**Task details**. Whenever a line of the data below holds the string "until", copy that line.

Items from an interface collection
^^^^
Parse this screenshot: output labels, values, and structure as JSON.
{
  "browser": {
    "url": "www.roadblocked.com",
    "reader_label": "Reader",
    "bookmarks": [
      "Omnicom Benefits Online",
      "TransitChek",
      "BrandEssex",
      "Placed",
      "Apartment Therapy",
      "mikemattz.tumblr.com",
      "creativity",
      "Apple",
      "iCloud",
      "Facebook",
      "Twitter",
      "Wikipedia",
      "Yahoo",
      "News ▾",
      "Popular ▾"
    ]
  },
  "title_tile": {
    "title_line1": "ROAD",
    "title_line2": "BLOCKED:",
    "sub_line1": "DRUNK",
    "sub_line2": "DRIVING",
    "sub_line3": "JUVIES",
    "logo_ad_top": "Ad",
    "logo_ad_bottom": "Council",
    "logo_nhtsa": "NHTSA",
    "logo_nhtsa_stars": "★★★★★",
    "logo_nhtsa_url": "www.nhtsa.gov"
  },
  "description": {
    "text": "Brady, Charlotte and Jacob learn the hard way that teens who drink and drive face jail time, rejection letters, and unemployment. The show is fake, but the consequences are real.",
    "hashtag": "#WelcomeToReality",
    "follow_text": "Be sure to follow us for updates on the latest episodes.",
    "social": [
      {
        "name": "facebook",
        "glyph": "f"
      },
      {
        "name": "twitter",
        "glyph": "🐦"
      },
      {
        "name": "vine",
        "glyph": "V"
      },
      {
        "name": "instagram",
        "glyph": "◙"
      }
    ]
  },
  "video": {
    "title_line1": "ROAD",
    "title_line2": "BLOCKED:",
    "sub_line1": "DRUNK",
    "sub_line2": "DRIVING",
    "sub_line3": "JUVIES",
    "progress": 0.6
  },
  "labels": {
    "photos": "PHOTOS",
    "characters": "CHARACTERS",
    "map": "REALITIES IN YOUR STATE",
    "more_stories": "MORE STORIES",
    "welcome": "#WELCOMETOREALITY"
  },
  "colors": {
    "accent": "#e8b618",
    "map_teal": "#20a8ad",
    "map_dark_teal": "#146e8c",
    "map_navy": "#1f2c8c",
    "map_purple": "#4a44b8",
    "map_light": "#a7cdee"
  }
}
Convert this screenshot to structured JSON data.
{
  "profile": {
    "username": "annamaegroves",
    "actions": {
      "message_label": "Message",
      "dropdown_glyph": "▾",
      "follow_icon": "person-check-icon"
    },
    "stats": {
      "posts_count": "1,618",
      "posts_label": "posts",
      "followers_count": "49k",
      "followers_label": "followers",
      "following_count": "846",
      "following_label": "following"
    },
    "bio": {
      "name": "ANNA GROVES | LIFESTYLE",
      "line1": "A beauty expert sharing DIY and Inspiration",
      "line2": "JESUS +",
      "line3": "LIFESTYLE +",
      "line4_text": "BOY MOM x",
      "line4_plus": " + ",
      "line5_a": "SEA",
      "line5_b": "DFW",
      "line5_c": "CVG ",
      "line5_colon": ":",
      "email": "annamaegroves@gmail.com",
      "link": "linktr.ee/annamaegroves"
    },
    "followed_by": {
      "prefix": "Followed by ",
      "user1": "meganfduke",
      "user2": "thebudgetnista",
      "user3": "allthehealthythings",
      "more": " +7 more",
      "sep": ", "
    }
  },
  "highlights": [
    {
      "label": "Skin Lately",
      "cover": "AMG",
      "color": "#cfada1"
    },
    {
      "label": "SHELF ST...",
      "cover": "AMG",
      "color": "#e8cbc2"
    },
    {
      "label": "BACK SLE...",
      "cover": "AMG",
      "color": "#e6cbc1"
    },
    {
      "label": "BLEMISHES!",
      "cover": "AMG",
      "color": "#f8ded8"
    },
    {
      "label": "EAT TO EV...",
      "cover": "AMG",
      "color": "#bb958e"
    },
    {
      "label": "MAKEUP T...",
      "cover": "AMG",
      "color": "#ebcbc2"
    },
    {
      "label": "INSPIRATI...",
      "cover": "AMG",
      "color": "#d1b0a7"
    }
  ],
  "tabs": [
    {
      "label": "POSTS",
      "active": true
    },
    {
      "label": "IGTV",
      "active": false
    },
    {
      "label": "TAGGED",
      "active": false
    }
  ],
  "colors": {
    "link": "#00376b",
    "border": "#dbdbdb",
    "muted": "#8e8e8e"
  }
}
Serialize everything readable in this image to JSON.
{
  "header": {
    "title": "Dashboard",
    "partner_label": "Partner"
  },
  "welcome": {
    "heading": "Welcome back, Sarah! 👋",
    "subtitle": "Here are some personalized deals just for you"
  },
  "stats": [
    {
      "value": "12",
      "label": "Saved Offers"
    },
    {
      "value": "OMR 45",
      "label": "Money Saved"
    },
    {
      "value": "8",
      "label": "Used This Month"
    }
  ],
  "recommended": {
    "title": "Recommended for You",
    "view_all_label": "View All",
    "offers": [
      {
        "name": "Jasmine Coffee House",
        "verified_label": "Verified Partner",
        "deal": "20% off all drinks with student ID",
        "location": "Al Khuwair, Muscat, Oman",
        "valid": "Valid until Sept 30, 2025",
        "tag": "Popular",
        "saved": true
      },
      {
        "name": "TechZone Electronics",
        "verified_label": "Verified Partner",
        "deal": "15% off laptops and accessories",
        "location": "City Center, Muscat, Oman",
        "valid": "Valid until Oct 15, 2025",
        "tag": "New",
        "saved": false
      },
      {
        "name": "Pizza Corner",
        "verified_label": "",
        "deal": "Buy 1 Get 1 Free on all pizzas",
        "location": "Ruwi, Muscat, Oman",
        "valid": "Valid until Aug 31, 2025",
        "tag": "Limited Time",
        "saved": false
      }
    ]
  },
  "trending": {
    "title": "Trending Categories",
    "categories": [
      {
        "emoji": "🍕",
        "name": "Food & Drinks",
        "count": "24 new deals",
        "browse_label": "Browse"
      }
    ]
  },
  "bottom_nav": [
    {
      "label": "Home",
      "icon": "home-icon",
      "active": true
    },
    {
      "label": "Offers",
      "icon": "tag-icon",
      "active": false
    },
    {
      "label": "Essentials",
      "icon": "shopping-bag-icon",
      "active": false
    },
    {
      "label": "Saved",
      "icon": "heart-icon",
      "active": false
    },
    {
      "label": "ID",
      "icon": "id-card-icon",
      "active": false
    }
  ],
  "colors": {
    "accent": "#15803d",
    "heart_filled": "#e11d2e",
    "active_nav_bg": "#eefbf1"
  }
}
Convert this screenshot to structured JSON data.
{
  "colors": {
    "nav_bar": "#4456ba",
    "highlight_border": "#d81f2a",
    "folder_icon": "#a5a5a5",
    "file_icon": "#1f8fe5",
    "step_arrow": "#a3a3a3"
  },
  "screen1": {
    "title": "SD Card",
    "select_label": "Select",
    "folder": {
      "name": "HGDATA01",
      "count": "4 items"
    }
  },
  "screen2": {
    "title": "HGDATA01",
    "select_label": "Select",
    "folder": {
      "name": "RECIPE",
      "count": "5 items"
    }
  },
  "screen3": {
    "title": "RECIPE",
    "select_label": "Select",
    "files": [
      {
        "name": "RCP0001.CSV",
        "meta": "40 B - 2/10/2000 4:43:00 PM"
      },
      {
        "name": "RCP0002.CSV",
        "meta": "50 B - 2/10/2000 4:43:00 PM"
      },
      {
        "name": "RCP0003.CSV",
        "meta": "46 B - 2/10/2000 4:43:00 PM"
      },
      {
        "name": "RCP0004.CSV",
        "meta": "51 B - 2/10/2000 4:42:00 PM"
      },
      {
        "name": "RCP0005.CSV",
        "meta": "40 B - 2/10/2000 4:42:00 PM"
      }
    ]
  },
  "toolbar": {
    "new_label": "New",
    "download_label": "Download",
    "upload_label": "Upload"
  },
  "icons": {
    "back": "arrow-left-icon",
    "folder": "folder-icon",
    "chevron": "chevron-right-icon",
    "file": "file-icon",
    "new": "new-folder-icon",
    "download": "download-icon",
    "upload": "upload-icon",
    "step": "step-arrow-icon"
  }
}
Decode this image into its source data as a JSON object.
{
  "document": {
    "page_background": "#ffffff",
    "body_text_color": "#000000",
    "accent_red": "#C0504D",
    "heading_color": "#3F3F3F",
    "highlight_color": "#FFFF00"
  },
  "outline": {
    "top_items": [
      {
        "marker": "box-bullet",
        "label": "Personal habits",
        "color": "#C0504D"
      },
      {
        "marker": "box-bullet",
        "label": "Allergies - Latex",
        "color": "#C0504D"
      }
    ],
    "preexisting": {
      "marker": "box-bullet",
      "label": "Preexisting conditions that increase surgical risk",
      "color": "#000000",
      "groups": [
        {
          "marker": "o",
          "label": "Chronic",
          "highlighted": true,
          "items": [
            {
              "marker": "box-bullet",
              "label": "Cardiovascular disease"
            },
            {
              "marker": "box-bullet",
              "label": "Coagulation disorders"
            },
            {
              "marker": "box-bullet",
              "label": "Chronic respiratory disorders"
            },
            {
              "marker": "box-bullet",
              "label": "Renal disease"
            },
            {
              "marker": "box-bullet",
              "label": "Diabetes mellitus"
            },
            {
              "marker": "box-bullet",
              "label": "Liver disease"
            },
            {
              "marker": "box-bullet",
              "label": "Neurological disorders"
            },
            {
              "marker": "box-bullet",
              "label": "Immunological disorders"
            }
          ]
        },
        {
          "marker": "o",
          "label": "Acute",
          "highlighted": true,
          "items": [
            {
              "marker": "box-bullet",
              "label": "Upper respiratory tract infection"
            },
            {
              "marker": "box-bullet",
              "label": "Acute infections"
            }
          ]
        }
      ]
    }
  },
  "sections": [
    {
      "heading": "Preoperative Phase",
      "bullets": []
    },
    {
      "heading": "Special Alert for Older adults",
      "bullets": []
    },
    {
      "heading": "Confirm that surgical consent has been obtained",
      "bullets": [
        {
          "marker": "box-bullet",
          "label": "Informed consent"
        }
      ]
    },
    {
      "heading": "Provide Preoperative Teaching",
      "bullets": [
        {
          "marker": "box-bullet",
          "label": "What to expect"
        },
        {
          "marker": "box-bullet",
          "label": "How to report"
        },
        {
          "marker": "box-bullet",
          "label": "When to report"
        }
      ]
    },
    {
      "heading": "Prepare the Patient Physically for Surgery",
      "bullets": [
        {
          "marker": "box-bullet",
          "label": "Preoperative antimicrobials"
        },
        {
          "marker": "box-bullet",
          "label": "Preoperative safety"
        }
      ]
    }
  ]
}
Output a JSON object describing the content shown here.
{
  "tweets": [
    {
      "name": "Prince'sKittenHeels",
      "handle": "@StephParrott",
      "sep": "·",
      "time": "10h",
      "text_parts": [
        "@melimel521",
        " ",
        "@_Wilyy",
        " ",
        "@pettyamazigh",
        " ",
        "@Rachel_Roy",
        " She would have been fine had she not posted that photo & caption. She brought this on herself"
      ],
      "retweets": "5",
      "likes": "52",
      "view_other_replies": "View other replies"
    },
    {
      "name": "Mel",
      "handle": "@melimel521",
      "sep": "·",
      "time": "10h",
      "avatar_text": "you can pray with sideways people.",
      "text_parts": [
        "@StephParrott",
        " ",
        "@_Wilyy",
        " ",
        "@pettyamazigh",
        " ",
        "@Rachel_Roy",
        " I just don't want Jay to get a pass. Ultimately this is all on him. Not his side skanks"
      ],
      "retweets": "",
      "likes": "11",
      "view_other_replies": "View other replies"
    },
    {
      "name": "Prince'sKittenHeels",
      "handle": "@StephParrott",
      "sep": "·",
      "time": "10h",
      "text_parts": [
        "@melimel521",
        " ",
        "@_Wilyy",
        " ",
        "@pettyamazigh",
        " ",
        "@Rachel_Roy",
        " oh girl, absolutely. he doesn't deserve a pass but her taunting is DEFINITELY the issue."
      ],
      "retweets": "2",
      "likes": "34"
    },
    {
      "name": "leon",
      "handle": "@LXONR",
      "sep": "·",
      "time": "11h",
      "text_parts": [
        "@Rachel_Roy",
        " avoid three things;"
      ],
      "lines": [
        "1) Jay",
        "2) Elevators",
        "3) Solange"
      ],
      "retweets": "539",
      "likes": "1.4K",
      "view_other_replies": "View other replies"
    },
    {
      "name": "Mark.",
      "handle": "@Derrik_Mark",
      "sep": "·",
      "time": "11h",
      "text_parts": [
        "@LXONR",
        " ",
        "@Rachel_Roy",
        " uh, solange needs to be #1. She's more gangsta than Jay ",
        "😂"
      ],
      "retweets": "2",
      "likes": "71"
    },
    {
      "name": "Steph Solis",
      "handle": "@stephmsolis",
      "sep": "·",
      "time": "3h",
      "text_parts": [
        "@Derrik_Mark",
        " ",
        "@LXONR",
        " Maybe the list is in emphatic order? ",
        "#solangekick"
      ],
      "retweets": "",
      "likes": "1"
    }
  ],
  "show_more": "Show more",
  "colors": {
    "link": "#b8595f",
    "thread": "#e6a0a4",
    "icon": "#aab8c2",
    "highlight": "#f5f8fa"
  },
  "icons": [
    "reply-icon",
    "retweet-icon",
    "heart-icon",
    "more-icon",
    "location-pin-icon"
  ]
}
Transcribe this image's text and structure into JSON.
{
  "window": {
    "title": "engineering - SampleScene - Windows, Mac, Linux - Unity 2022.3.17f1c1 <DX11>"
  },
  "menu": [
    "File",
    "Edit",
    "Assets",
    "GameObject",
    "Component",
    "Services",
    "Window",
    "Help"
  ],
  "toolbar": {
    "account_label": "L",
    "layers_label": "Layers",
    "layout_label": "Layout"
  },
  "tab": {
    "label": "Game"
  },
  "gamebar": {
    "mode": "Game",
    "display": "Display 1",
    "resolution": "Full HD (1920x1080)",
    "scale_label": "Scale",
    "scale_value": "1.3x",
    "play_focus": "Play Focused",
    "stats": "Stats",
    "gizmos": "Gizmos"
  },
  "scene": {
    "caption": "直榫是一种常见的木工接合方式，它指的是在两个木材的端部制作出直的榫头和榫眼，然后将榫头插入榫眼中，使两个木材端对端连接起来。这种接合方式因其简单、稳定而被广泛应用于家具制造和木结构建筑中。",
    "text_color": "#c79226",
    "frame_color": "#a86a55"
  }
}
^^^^
**Task answer**.
        "valid": "Valid until Sept 30, 2025",
        "valid": "Valid until Oct 15, 2025",
        "valid": "Valid until Aug 31, 2025",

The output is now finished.